* _Exercise prompt_: Copy, from the material below, each line that contains the word "icon".

···

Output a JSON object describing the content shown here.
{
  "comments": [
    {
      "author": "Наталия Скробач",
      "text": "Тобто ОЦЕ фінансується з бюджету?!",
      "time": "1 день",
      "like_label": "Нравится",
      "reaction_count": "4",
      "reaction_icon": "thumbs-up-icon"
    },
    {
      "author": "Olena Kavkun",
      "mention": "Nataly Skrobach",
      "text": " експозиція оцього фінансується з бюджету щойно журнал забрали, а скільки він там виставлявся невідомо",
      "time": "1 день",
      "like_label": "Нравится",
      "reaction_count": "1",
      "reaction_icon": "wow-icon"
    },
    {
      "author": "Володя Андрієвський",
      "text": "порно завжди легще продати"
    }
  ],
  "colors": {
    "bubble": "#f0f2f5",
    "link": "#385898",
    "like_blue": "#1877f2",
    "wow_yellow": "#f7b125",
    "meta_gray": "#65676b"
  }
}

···

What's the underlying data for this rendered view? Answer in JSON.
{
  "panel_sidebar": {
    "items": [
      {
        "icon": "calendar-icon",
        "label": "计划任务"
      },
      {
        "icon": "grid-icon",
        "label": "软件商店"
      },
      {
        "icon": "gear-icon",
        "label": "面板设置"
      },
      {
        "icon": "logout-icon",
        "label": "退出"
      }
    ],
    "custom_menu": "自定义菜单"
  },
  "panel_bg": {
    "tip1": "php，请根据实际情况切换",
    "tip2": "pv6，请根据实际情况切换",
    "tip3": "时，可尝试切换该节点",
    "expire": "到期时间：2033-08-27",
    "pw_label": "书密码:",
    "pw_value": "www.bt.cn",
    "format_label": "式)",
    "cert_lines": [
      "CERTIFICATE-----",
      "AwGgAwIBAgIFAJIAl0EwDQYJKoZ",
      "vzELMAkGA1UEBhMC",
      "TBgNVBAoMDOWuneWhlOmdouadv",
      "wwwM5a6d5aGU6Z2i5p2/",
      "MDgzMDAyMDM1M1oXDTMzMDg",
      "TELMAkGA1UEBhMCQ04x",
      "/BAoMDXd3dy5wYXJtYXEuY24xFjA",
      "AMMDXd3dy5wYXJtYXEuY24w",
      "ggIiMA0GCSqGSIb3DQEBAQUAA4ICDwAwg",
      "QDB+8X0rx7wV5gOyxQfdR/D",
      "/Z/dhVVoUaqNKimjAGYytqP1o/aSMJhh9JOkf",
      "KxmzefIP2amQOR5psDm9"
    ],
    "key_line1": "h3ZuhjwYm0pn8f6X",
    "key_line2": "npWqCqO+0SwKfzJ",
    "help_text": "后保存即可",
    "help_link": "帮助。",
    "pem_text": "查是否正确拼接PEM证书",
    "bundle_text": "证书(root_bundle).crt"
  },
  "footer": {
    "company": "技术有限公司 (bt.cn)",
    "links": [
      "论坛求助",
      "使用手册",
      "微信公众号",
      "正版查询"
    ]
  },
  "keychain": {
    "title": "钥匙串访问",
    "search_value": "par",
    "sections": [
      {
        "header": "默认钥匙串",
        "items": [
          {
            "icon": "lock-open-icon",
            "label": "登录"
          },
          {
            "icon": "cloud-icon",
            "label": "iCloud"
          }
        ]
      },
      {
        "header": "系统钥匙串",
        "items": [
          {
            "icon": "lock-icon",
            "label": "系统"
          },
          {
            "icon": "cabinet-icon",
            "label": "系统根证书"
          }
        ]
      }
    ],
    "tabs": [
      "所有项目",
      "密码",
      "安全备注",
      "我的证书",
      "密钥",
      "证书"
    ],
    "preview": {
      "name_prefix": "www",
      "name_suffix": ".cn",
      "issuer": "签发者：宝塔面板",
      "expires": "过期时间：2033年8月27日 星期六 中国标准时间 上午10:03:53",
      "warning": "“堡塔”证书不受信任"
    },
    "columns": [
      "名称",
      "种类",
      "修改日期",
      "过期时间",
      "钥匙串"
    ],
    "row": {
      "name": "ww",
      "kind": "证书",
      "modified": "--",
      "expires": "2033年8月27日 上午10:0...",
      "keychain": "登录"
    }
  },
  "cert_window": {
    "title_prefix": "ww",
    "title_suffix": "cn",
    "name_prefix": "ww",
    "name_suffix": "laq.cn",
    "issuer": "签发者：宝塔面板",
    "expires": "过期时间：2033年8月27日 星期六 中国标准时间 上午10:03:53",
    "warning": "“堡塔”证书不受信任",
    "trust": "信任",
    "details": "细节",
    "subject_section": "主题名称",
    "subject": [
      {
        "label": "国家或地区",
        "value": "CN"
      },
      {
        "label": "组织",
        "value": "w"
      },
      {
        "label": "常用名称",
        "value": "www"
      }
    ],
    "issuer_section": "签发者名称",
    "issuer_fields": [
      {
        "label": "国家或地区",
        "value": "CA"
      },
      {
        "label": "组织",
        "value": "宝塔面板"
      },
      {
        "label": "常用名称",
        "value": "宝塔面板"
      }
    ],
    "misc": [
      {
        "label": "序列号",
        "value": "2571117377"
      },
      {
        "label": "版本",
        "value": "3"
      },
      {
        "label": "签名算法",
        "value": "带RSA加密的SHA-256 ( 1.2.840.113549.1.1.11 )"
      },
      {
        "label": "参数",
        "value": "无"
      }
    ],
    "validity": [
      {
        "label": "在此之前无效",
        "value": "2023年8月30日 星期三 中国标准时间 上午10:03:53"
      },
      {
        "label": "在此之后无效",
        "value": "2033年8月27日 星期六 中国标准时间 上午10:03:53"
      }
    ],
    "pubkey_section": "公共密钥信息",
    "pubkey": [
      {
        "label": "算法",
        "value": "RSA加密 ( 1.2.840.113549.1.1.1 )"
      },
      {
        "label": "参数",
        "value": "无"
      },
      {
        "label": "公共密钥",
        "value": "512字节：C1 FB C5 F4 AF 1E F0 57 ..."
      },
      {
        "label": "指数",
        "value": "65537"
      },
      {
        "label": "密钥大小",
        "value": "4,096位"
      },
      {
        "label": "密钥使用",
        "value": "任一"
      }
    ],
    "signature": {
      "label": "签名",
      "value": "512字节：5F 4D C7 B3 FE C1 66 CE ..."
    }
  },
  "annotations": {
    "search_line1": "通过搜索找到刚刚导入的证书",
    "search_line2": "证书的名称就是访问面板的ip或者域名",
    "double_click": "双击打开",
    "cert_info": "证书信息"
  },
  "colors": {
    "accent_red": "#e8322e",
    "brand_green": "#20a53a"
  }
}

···

* _Answer box_:
      "reaction_icon": "thumbs-up-icon"
      "reaction_icon": "wow-icon"
        "icon": "calendar-icon",
        "icon": "grid-icon",
        "icon": "gear-icon",
        "icon": "logout-icon",
            "icon": "lock-open-icon",
            "icon": "cloud-icon",
            "icon": "lock-icon",
            "icon": "cabinet-icon",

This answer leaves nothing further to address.